Kochi’s signature dish is Katsuo no Tataki— grilled bonito. The skin is lightly roasted, leaving the interior raw, then sliced thickly and served with garlic, shiso, spring onions, ponzu, and salt. It’s a popular dish among locals and visitors alike.
“I’ve heard the food in Kochi is nice,” said Asami, a 17-year old visitor from Kobe. “Especially the one that called ‘KatusoTataki’. I have no idea what that is but I’d love to try it.”
Katsuo no Tataki came into being during the Meiji Era (1868-1912), as a dish to serve to foreigners that would be similar to steak. The fish itself must be roasted above the rice straw which gives a unique taste to the fish. During the sessions of roasting bonito fish, Ishikawa-san, in her 60’s, explains that the bonito fish they are using are mostly taken from Japan especially from Kochi. And of course, the fish itself can be very expensive depending on the season.
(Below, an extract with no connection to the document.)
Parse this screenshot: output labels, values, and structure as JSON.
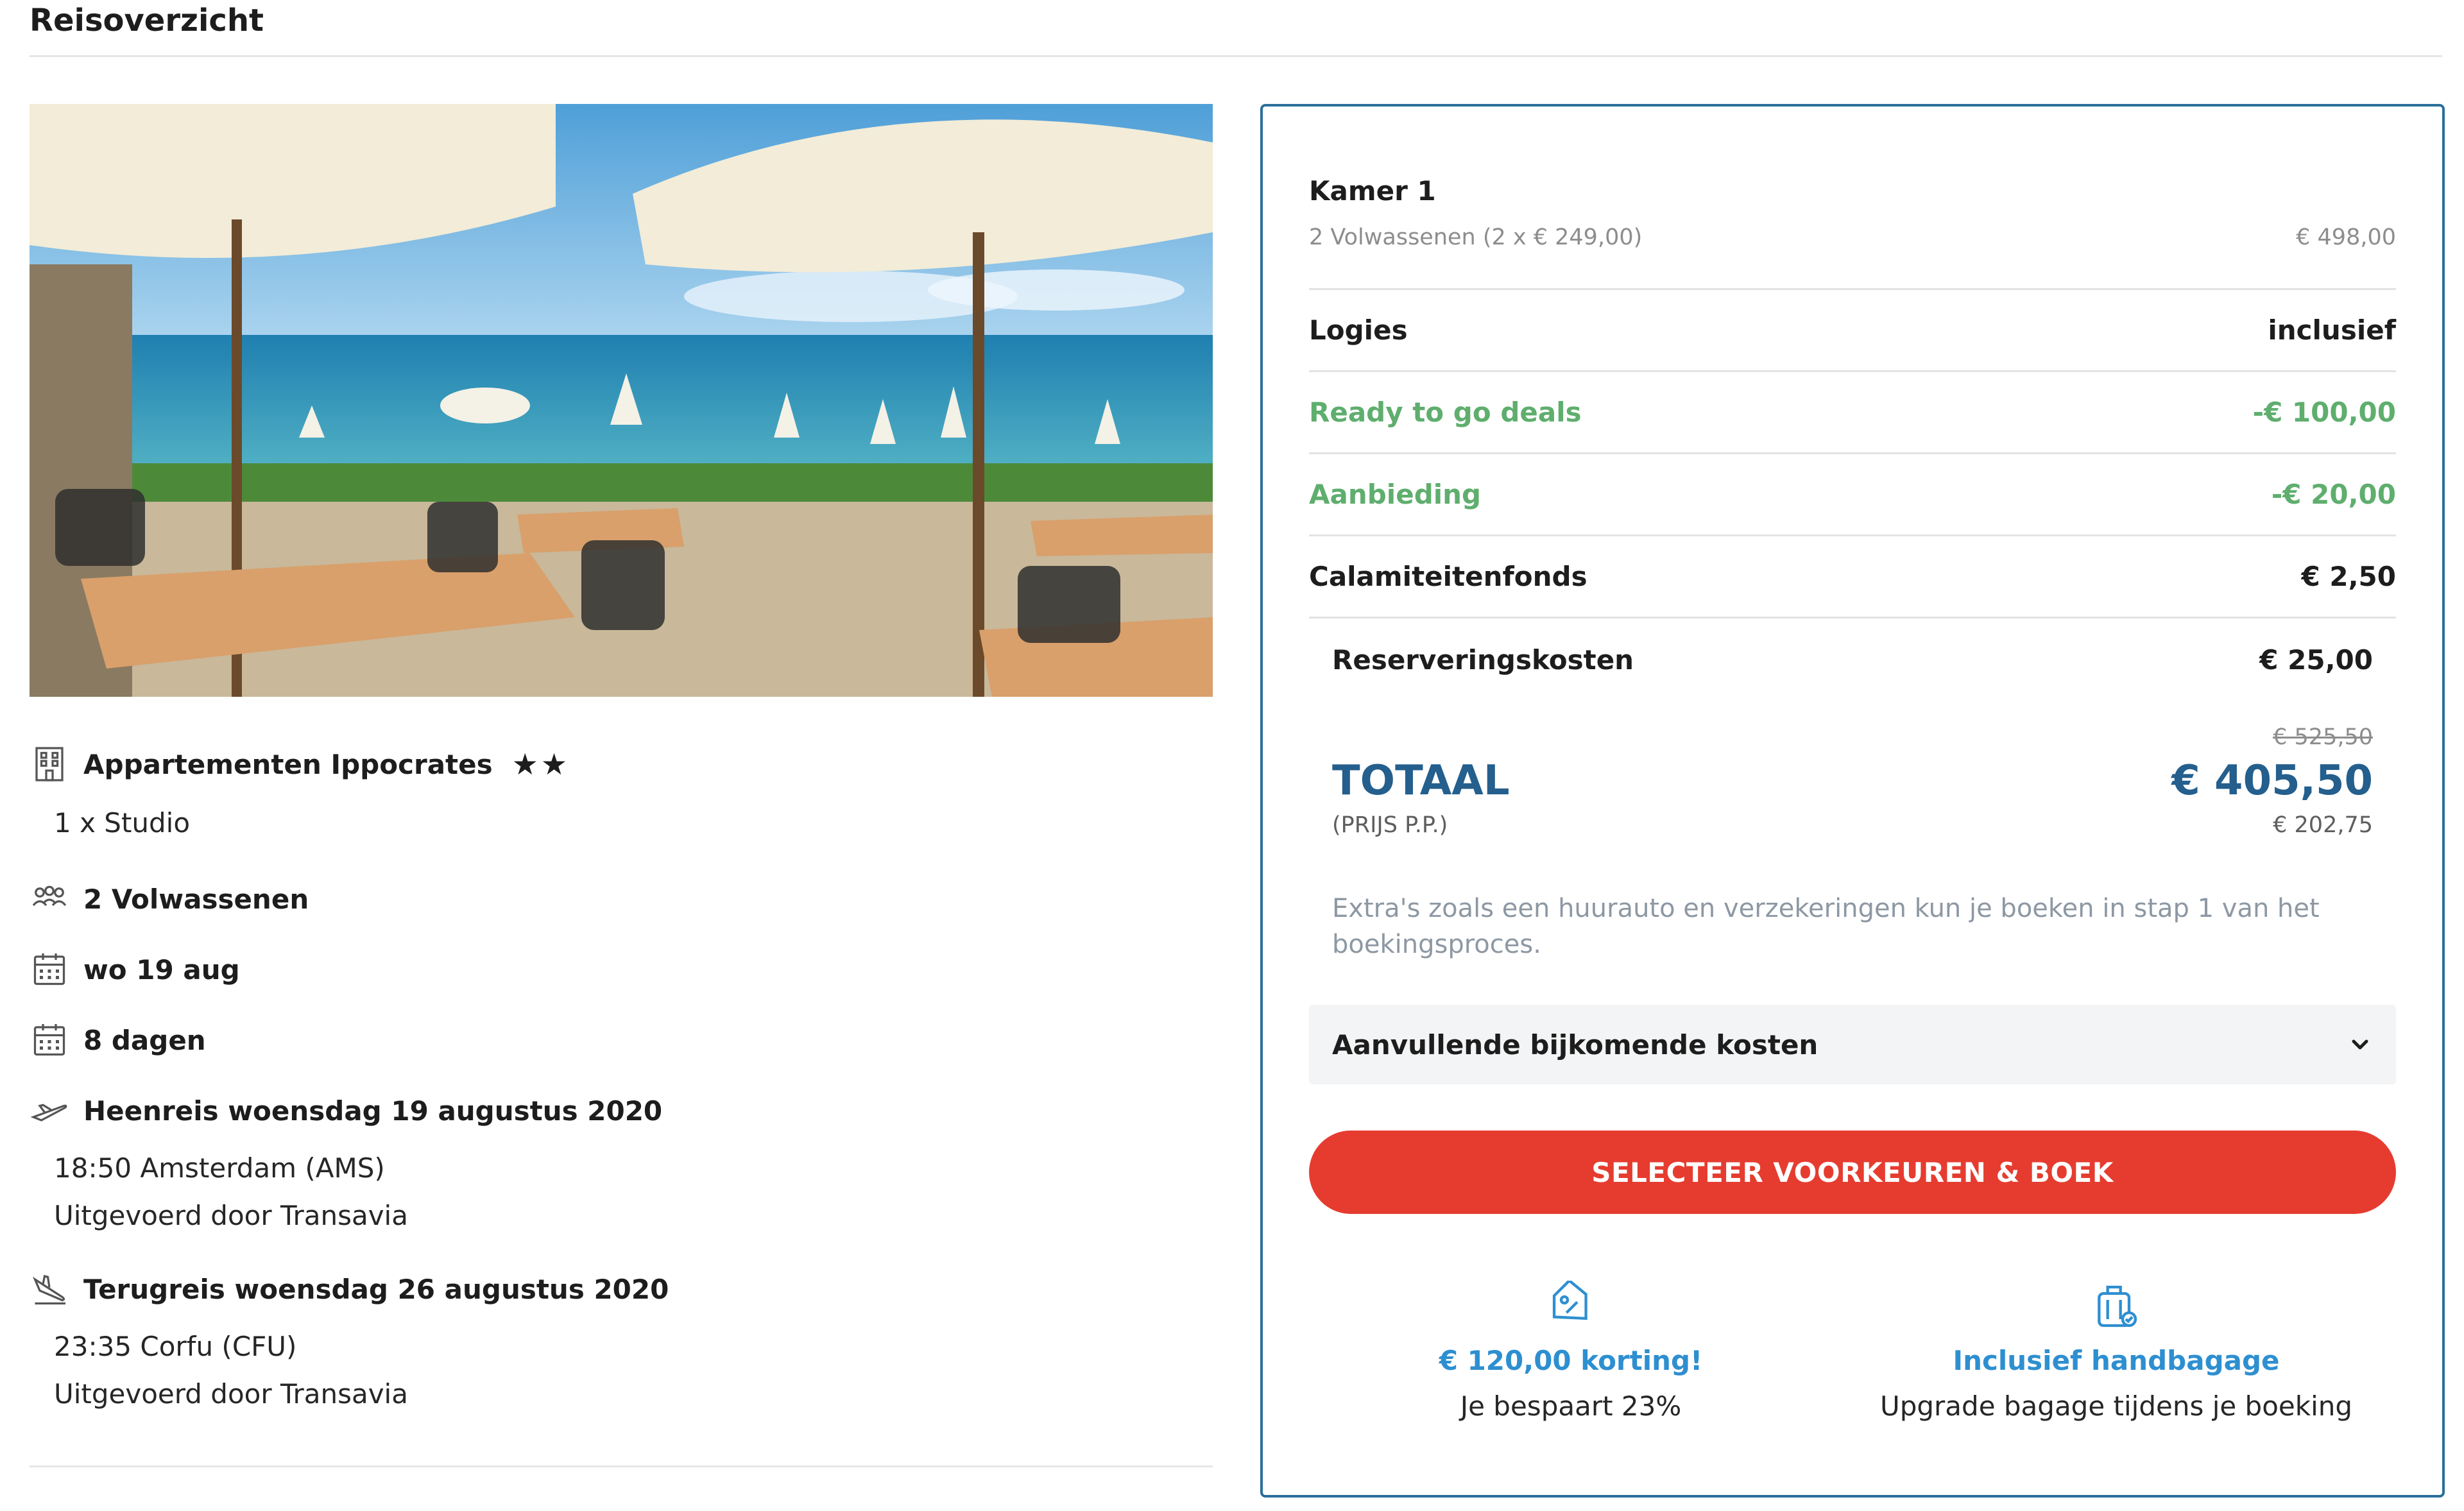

“Before it’s roasted,” she explained, “ the fish smells very strong. So to reduce the smell, we tap the fish with a knife or hand coated with salt. Because the slices are thicker than sashimi, it’s needed to get the seasoning into the fish. The ‘tapping’process is unusual,” she adds “so that’s why we all called it ‘tataki’.
Mrs. Ishikawa explains that there is no particular license for the dish, she makes makes sure that every chef on duty for serving the fish must meet strict standards. The dish is served year round, because no matter if it’s winter or summer, Kochi people love to eat Katsuo no Tataki. But, she explained, the bonito fishing season opens April or May, and ends in September or October.
After the friendly conversations about the seasons, Mr. Nishimoto gently takes down our roasting poles and tells us to flip it once after a side is roasted. In less than 2 minutes, our Katsuo no Tataki is ready and he cuts the fishes for us into thick slabs, served on a beautiful long plate with a pinch of salt. In additional, we can add the spring onions, garlic,seaweed, etc. by ourselves. Before eating, the staff recommends to try shio tatami (just salt) first.
“We have a special salt,” Mr. Nishimoto explains. “The salt is roasted which gives it a sweet taste too. It is called Iwajio.”
For the favorite flavors, Kochi people prefer the shio to the tare. After sitting down on the table for two, the writer looked around at the happy guests eating the freshly roasted and hot sliced katsuo no tataki. Looking closer at the meat, it is very beautiful and looks so clear that indicates the fish is good in both quality and quantity. The smell is fine, the taste very delicious, especially with shio. Along with miso and hot fresh white rice, every bite of katsuo no tataki is guaranteed to make a happy tummy.